Having confidence on social media today is no small achievement. When everything is telling you that the only way to be beautiful is to be white, slim and able-bodied, it’s a big thing to put yourself out there knowing you don’t tick those boxes. Following a bunch of sassy, cool Asian girls on Instagram has hugely boosted my self-confidence; it’s nothing new that seeing yourself represented is a nice thing, and these girls give me something relatable to look up to.
Of course, beauty isn’t everything, and it shouldn’t even be on a list of things that amount to any value. But the reality is that most women do measure some of their self-esteem alongside their appearance. So even though I know that physical beauty isn’t actually important, I still feel better seeing Chinese girls in Vogue or bigger girls in Women’s Health being held up as beautiful. Selfies on Instagram give us a chance to construct ‘beauty’ from the ground up. If what’s popular on Instagram are selfies of girls feeling good with their cellulite or body hair, we’ll hopefully see that reflected in advertisements and on television. Instead of mainstream media dictating what’s considered beautiful, selfies on social media have the potential to redefine what beautiful entails.
Instagram is a rabbit hole. I don’t know how many hours I’ve lost scrolling through the explore page, but I’ve realised that the less I click on conventionally hot girls advertising FitTea, the less I see them. To an extent, we can control what we see on social media: my explore page is now looking a lot less white-girl-posing-with-coconut and a lot more Asian-girl-with-art-painted-on-her-face than it was when I was 16.

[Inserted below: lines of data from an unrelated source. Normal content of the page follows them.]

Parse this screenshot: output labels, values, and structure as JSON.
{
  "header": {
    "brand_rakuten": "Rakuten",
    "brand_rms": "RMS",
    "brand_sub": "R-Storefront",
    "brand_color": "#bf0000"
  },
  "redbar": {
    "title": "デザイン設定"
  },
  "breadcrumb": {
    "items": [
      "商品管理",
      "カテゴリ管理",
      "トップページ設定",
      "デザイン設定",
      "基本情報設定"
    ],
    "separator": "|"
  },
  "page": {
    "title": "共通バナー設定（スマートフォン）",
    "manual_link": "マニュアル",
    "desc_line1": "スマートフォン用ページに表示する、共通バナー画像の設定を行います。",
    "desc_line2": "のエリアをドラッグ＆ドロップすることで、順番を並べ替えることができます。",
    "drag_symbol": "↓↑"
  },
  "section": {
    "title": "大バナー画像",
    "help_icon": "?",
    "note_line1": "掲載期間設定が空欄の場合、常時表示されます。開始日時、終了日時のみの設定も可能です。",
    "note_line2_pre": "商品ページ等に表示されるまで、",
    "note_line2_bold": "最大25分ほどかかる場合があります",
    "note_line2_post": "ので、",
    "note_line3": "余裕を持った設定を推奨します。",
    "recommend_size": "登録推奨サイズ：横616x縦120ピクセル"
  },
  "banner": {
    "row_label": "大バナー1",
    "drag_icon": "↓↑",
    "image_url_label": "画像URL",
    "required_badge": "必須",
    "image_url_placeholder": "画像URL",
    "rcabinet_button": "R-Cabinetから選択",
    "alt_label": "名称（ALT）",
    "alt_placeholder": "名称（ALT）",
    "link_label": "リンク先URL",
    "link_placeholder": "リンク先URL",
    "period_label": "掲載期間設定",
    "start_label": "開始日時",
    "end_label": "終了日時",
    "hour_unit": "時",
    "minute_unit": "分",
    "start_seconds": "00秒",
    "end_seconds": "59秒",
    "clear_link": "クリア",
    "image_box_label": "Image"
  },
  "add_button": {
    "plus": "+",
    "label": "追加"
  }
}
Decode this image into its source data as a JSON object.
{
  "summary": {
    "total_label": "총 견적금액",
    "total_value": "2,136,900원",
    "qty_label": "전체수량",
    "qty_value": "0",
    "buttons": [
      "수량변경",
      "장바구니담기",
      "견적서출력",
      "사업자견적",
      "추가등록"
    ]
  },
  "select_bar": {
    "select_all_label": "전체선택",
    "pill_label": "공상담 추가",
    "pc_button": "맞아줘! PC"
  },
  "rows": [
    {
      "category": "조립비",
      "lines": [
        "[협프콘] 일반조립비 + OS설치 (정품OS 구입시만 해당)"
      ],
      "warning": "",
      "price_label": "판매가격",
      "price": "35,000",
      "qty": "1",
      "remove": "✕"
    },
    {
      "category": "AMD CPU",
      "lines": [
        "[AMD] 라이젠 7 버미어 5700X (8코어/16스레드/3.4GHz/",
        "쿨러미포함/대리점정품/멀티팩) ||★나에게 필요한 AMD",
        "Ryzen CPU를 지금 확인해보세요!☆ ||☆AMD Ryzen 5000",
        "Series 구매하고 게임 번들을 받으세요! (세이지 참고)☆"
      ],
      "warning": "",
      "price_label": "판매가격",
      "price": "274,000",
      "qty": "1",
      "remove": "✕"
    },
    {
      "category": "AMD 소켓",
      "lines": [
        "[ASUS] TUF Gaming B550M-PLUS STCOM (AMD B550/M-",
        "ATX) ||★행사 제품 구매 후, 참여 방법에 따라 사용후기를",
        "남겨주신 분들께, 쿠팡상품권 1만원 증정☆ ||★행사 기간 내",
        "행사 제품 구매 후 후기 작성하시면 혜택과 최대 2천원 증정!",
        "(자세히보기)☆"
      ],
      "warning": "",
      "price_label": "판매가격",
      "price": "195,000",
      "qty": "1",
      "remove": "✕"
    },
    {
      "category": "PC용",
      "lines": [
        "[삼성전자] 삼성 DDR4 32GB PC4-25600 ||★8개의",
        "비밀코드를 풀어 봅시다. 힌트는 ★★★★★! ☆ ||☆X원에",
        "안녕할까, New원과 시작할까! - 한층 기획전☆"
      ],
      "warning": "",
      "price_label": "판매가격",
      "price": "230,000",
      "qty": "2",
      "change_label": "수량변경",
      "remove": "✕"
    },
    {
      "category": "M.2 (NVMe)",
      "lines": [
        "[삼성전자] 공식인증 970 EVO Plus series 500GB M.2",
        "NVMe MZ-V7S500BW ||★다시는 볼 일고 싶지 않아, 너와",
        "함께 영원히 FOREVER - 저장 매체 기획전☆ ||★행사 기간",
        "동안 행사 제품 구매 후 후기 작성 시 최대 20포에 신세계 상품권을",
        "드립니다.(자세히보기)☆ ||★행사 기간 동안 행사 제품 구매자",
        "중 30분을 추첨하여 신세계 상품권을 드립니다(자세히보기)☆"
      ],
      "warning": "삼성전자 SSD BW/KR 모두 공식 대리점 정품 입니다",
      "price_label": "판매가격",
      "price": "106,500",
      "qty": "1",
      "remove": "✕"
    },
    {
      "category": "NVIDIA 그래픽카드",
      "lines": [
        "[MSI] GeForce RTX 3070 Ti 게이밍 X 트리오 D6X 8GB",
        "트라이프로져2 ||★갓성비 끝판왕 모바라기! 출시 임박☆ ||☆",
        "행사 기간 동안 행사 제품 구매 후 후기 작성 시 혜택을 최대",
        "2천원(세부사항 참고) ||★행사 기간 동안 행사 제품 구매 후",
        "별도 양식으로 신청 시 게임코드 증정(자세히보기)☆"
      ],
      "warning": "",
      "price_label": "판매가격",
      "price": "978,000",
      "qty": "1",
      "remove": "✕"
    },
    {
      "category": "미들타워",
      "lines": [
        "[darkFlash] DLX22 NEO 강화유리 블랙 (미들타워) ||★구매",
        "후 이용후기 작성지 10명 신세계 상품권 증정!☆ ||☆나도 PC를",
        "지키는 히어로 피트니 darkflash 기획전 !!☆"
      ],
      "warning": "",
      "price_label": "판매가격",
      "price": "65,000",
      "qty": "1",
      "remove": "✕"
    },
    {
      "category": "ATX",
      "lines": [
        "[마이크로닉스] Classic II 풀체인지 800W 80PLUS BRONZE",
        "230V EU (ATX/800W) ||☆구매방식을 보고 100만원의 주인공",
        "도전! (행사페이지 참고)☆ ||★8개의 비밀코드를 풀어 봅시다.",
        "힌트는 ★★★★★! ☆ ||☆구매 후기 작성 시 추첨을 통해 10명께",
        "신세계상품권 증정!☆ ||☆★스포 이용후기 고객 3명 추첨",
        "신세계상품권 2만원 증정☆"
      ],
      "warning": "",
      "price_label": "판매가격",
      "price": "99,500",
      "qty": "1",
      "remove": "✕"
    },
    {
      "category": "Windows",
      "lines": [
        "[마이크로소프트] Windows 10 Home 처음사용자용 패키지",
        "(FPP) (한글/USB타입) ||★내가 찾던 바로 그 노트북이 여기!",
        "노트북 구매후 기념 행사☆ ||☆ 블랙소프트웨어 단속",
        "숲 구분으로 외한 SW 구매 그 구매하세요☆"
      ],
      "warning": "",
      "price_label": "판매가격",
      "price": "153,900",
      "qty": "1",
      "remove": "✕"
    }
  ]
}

Finally, just let women enjoy things for once! Our typically ‘feminine’ interests are continually policed: feminism isn’t a noble political cause, Justin Bieber isn’t real music, Keeping Up with the Kardashians isn’t quality tv, netball isn’t actually a sport.
It’s a messy conclusion: selfies aren’t always empowering, nor are they always narcissistic cries for validation – but they are a logical response to being conditioned to think that being ‘pretty’ matters. For the here and now, being ‘pretty’ does matter, and so selfies can be a way of challenging what constitutes beauty and are a brave act of self-assertion and self-love. So before you call me, or any other girl, out as ‘conceited’ for posting that cringey bikini mirror pic, think about how selfies can be radical in changing the way we look at ourselves, and how others look at us.
Illustration by Billie Gavurin